» Description of the task
Show the lines below that contain the string "stalled".

» Supplied entries
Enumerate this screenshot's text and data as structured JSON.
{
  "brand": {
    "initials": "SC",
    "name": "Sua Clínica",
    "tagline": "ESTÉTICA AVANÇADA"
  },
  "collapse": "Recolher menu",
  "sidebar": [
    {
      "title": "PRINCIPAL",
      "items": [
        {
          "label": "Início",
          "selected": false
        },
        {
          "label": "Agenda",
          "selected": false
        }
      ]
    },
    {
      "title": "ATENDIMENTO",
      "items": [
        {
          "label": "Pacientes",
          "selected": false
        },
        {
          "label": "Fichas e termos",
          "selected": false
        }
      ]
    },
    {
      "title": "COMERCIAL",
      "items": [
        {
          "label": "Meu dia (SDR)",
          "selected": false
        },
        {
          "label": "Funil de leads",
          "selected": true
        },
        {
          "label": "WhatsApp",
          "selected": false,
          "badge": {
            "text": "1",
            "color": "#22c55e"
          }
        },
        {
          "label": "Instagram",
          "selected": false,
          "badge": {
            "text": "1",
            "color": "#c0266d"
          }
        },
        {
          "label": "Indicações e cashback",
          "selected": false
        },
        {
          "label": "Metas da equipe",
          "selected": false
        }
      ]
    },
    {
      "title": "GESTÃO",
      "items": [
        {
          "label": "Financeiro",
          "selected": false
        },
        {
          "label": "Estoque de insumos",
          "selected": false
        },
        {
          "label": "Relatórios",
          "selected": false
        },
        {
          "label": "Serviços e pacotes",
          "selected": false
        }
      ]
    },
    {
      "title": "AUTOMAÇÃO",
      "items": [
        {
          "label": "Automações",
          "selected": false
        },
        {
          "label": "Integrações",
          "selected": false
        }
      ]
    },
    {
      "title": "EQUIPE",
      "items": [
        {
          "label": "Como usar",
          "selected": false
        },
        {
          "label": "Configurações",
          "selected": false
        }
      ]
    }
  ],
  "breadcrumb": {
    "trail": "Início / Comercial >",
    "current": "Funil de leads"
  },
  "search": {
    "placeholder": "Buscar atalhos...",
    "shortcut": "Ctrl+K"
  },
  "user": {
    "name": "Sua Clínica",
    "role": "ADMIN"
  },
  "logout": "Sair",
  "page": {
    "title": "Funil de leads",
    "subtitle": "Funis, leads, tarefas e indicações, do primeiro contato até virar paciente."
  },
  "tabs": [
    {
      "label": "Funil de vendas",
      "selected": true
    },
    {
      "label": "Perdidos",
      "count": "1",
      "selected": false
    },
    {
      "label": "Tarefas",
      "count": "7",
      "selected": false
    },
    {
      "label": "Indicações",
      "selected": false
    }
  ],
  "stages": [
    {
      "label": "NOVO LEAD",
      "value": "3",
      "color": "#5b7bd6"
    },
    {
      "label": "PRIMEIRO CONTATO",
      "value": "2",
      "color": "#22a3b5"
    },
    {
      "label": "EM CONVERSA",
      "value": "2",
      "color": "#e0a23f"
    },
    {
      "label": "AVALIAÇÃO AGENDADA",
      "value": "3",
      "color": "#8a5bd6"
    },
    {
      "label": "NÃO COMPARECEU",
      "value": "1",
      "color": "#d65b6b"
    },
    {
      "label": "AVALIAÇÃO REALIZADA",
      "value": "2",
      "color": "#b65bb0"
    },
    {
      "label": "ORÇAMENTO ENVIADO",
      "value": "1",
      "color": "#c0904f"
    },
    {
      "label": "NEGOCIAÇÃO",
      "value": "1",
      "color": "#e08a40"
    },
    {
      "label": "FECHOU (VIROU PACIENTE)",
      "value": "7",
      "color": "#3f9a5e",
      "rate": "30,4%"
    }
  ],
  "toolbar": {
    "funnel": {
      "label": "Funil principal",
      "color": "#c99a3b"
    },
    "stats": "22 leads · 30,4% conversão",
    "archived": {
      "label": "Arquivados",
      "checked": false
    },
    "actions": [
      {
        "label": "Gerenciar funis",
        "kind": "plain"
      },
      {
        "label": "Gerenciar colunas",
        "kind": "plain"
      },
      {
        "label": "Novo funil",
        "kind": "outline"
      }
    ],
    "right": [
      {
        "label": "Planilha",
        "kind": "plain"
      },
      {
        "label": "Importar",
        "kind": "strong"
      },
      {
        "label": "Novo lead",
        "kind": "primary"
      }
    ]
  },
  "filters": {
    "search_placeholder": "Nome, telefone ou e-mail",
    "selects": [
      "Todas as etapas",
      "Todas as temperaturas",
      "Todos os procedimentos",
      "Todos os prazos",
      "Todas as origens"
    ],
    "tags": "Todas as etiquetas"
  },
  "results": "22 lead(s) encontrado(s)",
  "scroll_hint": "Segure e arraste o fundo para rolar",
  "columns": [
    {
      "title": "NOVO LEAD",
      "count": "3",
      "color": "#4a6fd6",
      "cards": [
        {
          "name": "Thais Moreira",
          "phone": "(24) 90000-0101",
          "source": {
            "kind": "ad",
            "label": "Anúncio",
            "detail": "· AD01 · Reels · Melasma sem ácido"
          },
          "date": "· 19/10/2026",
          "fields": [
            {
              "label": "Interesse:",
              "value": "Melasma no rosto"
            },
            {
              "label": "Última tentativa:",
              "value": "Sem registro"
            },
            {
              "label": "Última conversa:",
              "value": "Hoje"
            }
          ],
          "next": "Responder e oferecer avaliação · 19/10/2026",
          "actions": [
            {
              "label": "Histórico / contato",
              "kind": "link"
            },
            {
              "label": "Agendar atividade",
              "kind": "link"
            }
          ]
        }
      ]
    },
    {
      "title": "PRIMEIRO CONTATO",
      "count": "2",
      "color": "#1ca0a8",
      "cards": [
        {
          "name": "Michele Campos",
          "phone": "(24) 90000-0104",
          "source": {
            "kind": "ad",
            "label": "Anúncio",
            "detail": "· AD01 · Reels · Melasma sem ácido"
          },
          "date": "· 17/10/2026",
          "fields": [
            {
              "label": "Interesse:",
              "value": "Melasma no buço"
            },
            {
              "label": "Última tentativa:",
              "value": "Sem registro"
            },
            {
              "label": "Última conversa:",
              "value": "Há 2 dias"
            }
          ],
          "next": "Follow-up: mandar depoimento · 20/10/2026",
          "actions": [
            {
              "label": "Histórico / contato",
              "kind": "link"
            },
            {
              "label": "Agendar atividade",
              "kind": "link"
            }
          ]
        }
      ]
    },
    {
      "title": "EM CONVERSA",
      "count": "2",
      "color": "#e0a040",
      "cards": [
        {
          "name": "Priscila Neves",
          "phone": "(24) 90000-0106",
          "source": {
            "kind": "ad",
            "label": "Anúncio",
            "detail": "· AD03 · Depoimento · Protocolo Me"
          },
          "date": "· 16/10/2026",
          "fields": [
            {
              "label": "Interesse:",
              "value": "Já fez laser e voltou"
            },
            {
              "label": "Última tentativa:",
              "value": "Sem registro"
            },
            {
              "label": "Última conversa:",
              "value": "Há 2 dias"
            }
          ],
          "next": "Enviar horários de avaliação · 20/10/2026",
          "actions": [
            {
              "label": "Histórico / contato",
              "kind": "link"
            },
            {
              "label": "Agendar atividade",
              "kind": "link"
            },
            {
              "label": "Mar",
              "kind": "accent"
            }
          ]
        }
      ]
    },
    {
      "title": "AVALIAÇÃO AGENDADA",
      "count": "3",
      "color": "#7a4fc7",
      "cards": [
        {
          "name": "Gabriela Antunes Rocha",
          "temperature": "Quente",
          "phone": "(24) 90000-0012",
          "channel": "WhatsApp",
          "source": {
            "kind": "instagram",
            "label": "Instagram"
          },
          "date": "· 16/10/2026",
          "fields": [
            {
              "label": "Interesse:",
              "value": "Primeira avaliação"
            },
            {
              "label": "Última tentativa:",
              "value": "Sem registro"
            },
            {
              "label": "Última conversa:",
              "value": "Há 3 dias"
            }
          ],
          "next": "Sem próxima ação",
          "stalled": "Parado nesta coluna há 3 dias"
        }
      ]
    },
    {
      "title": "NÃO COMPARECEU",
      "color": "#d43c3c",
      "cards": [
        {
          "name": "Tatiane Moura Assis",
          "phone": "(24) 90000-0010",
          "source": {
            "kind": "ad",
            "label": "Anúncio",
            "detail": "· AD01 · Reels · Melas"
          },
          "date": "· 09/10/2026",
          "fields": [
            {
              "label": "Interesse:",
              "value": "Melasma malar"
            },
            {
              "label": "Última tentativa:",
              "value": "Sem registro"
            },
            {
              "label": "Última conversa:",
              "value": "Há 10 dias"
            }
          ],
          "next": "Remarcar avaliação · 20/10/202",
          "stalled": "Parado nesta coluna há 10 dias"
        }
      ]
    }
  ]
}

» Output below
          "stalled": "Parado nesta coluna há 3 dias"
          "stalled": "Parado nesta coluna há 10 dias"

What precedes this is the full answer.